We’re seeing a pretty lively string of releases across the knife world as manufacturers work to get the last of their 2021 projects out into the wild on time. James Brand is the latest to do so with the Redstone. This is a collaboration model with professional outdoors photographer/videographer and climber Savannah Cummins, and lands in the lightweight folder category that’s popular with outdoorspeople of all stripes.

Normally, when we introduce a knife, we like to start with a description of its blade; but on the Redstone the most attention-grabbing aspect is its handle. Its underlying frame is made from a single, die-cut piece of material, which is in itself unique within the James Brand lineup (unless you count the integral-handled Barnes, but really that’s a different beast altogether). Laid on top of the handle, on each side, is a pair of separate, grooved, raised polypropylene grips; fittingly enough, these were inspired by the handholds on climbing walls. James Brand keeps up its reputation for distinctive visuals with these scales, which look particularly striking if you opt for the version with the eye-popping coral and teal coloration.

A breakdown of the Redstone’s components and construction

Nestled underneath all this is the slide lock, James’s ambidextrous, bolt-style locking mechanism. They debuted this lock on the Carter, but its appearance on the Redstone marks the first time it has appeared on a sub-$100 knife. Another first is the pocket clip: James took a crack at the deep carry wire style, with a lanyard loop incorporated into the bird’s eye screw that keeps it in place. The screw design, by the way, means that the clip is reversible, synergizing with the fully ambi slide lock. According to James, the Redstone weighs a scant 2 oz.

Moving onto the blade, you can see it hews very closely to previous James joints like the Folsom, with a wide drop point shape and a triangular thumb cutout for opening. This is a companion knife, made to be discrete and low profile while maintaining high degrees of utility; and the 2.5-inch blade length keeps the Redstone both capable and compact. James’s steel choice here, as it was on the Pike back in the day, is 12C27. As befits its price point, 12C27 ain’t a supersteel, but it’s quite rust resistant and easy to maintain, even away from full-featured sharpening setups.
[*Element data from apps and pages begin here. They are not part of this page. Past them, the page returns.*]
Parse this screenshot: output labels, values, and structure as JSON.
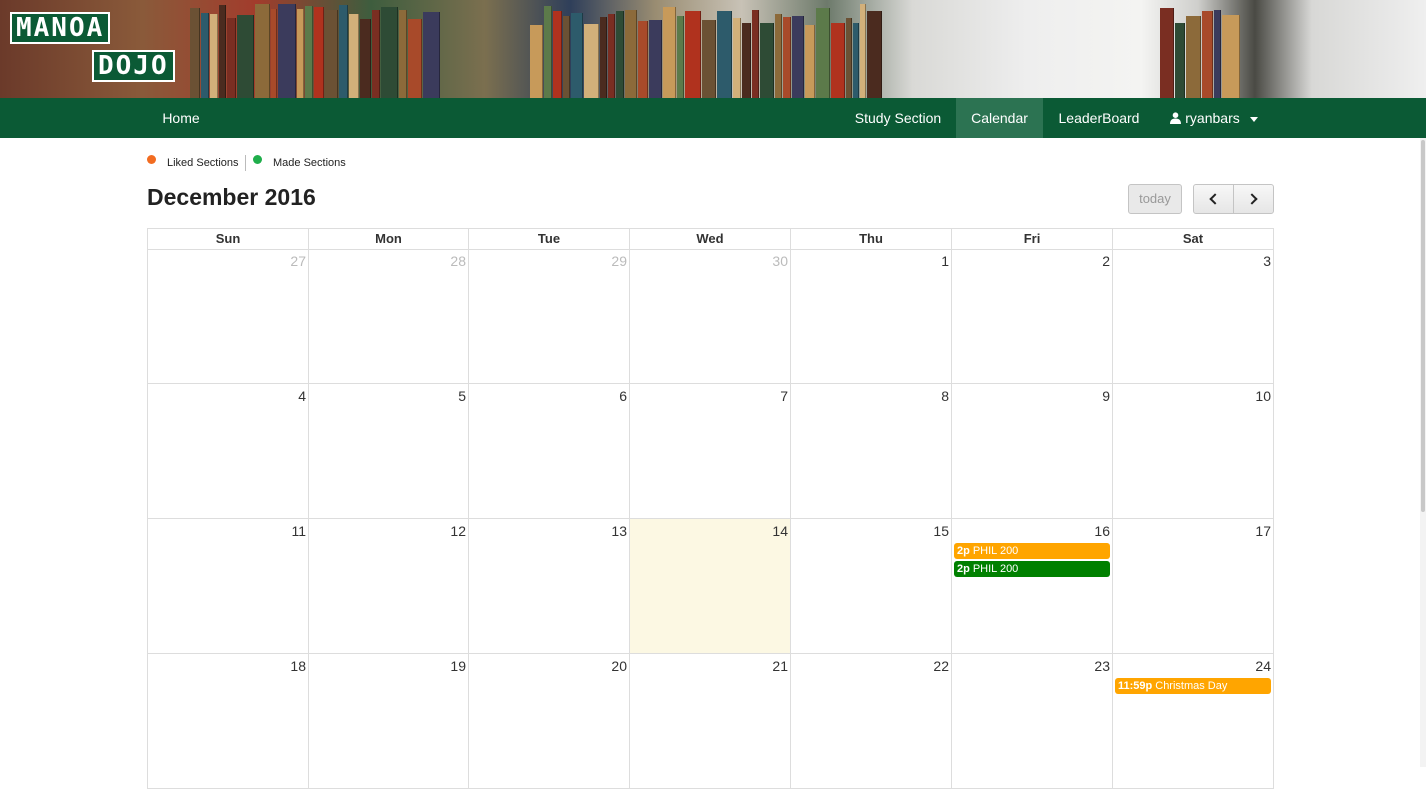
{
  "logo": {
    "line1": "MANOA",
    "line2": "DOJO"
  },
  "nav": {
    "home": "Home",
    "study_section": "Study Section",
    "calendar": "Calendar",
    "leaderboard": "LeaderBoard",
    "user": "ryanbars"
  },
  "legend": {
    "liked": {
      "label": "Liked Sections",
      "color": "#f26c21"
    },
    "made": {
      "label": "Made Sections",
      "color": "#1fae4b"
    }
  },
  "toolbar": {
    "title": "December 2016",
    "today": "today"
  },
  "weekdays": [
    "Sun",
    "Mon",
    "Tue",
    "Wed",
    "Thu",
    "Fri",
    "Sat"
  ],
  "weeks": [
    [
      {
        "n": "27",
        "other": true
      },
      {
        "n": "28",
        "other": true
      },
      {
        "n": "29",
        "other": true
      },
      {
        "n": "30",
        "other": true
      },
      {
        "n": "1"
      },
      {
        "n": "2"
      },
      {
        "n": "3"
      }
    ],
    [
      {
        "n": "4"
      },
      {
        "n": "5"
      },
      {
        "n": "6"
      },
      {
        "n": "7"
      },
      {
        "n": "8"
      },
      {
        "n": "9"
      },
      {
        "n": "10"
      }
    ],
    [
      {
        "n": "11"
      },
      {
        "n": "12"
      },
      {
        "n": "13"
      },
      {
        "n": "14",
        "today": true
      },
      {
        "n": "15"
      },
      {
        "n": "16",
        "events": [
          {
            "time": "2p",
            "title": "PHIL 200",
            "color": "#ffa500"
          },
          {
            "time": "2p",
            "title": "PHIL 200",
            "color": "#008000"
          }
        ]
      },
      {
        "n": "17"
      }
    ],
    [
      {
        "n": "18"
      },
      {
        "n": "19"
      },
      {
        "n": "20"
      },
      {
        "n": "21"
      },
      {
        "n": "22"
      },
      {
        "n": "23"
      },
      {
        "n": "24",
        "events": [
          {
            "time": "11:59p",
            "title": "Christmas Day",
            "color": "#ffa500"
          }
        ]
      }
    ]
  ]
}
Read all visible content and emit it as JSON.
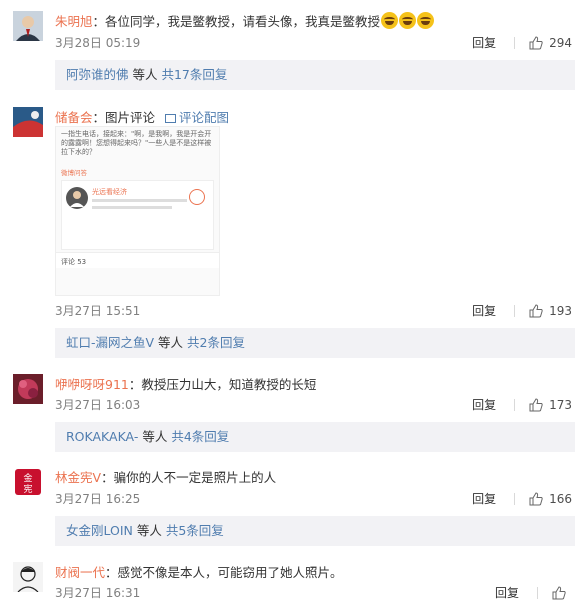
{
  "comments": [
    {
      "username": "朱明旭",
      "text": "：各位同学，我是鳖教授，请看头像，我真是鳖教授",
      "emoji": [
        "laughing-tears-emoji",
        "laughing-tears-emoji",
        "laughing-tears-emoji"
      ],
      "timestamp": "3月28日 05:19",
      "reply_label": "回复",
      "likes": "294",
      "sub_replies": {
        "first_user": "阿弥谁的佛",
        "suffix": " 等人 ",
        "count_text": "共17条回复"
      }
    },
    {
      "username": "储备会",
      "text": "：图片评论",
      "pic_link": "评论配图",
      "thumbnail": {
        "text": "一指生电话，接起来：\"啊，是我啊，我是开会开的露露啊！您想得起来吗？\"一些人是不是这样被拉下水的？",
        "label": "微博问答",
        "card_name": "光远看经济",
        "tabs": "评论 53"
      },
      "timestamp": "3月27日 15:51",
      "reply_label": "回复",
      "likes": "193",
      "sub_replies": {
        "first_user": "虹口-漏网之鱼V",
        "suffix": " 等人 ",
        "count_text": "共2条回复"
      }
    },
    {
      "username": "咿咿呀呀911",
      "text": "：教授压力山大，知道教授的长短",
      "timestamp": "3月27日 16:03",
      "reply_label": "回复",
      "likes": "173",
      "sub_replies": {
        "first_user": "ROKAKAKA-",
        "suffix": " 等人 ",
        "count_text": "共4条回复"
      }
    },
    {
      "username": "林金宪V",
      "text": "：骗你的人不一定是照片上的人",
      "timestamp": "3月27日 16:25",
      "reply_label": "回复",
      "likes": "166",
      "sub_replies": {
        "first_user": "女金刚LOIN",
        "suffix": " 等人 ",
        "count_text": "共5条回复"
      }
    },
    {
      "username": "财阀一代",
      "text": "：感觉不像是本人，可能窃用了她人照片。",
      "timestamp": "3月27日 16:31",
      "reply_label": "回复"
    }
  ],
  "colors": {
    "username": "#eb7350",
    "link": "#507daf",
    "meta": "#808080",
    "sub_bg": "#f2f2f5"
  },
  "icons": {
    "like": "thumbs-up-icon",
    "picture": "picture-icon"
  }
}
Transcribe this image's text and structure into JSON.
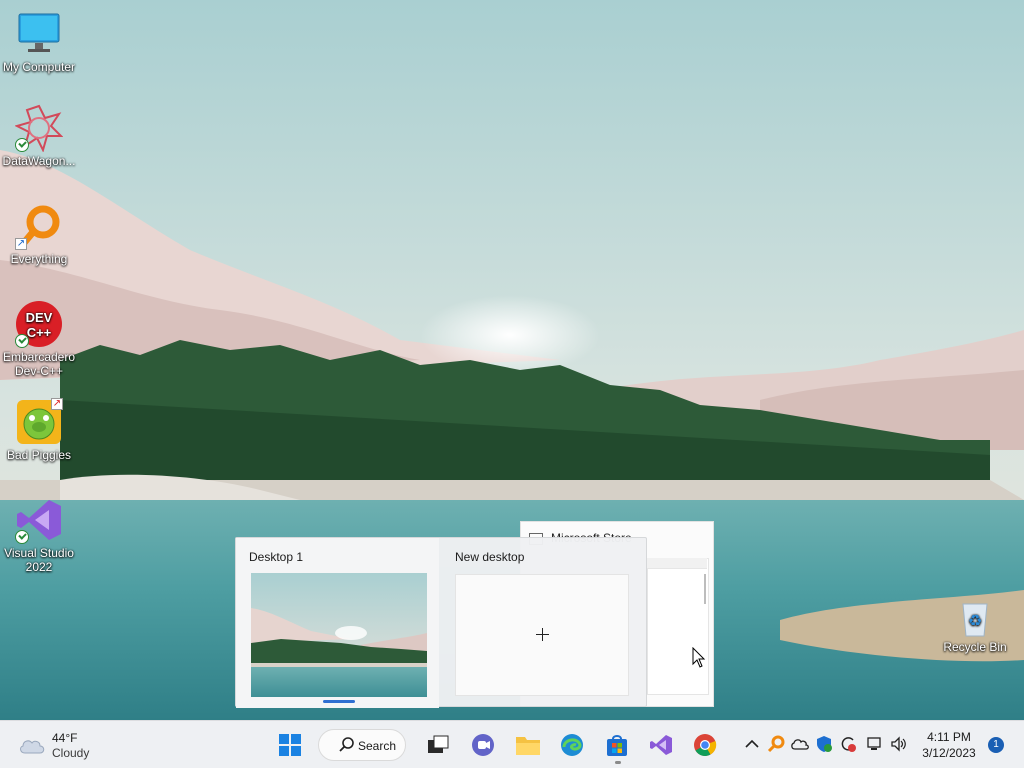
{
  "desktop": {
    "icons": [
      {
        "label": "My Computer"
      },
      {
        "label": "DataWagon..."
      },
      {
        "label": "Everything"
      },
      {
        "label": "Embarcadero Dev-C++"
      },
      {
        "label": "Bad Piggies"
      },
      {
        "label": "Visual Studio 2022"
      },
      {
        "label": "Recycle Bin"
      }
    ]
  },
  "background_window": {
    "title": "Microsoft Store"
  },
  "task_view": {
    "desktops": [
      {
        "label": "Desktop 1",
        "active": true
      },
      {
        "label": "New desktop"
      }
    ]
  },
  "taskbar": {
    "weather": {
      "temp": "44°F",
      "condition": "Cloudy",
      "icon": "cloud-icon"
    },
    "search_label": "Search",
    "pinned": [
      {
        "name": "start",
        "icon": "windows-logo-icon"
      },
      {
        "name": "task-view",
        "icon": "task-view-icon"
      },
      {
        "name": "chat",
        "icon": "teams-chat-icon"
      },
      {
        "name": "file-explorer",
        "icon": "folder-icon"
      },
      {
        "name": "edge",
        "icon": "edge-icon"
      },
      {
        "name": "store",
        "icon": "store-bag-icon"
      },
      {
        "name": "visual-studio",
        "icon": "visual-studio-icon"
      },
      {
        "name": "chrome",
        "icon": "chrome-icon"
      }
    ],
    "clock": {
      "time": "4:11 PM",
      "date": "3/12/2023"
    },
    "notification_count": "1"
  },
  "colors": {
    "accent": "#2f6fd1",
    "taskbar": "#eef0f3",
    "notification": "#1a5fb4"
  }
}
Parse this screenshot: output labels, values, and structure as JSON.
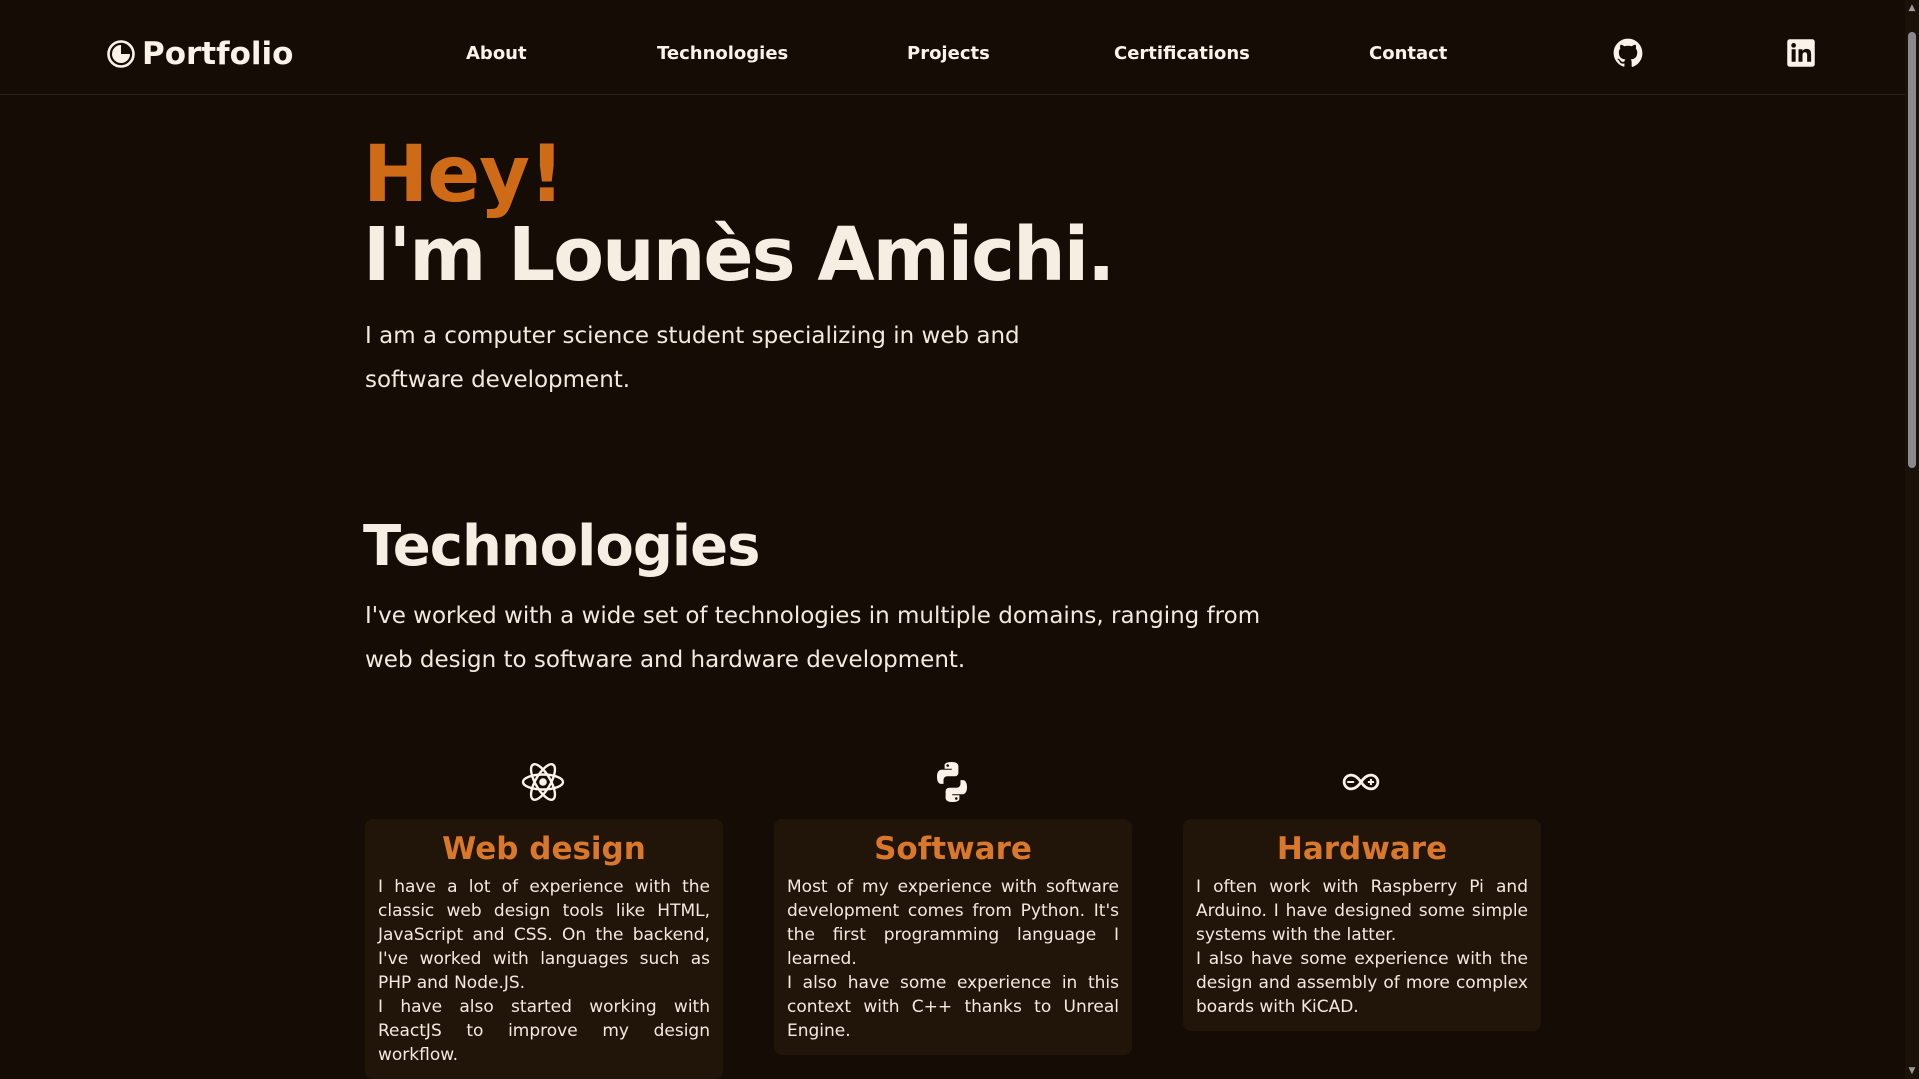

While some configurations include a DLC-coated blade, the edge itself only comes with partial serrations.

The Redstone is available now.

Knife in Featured Image: James Brand Redstone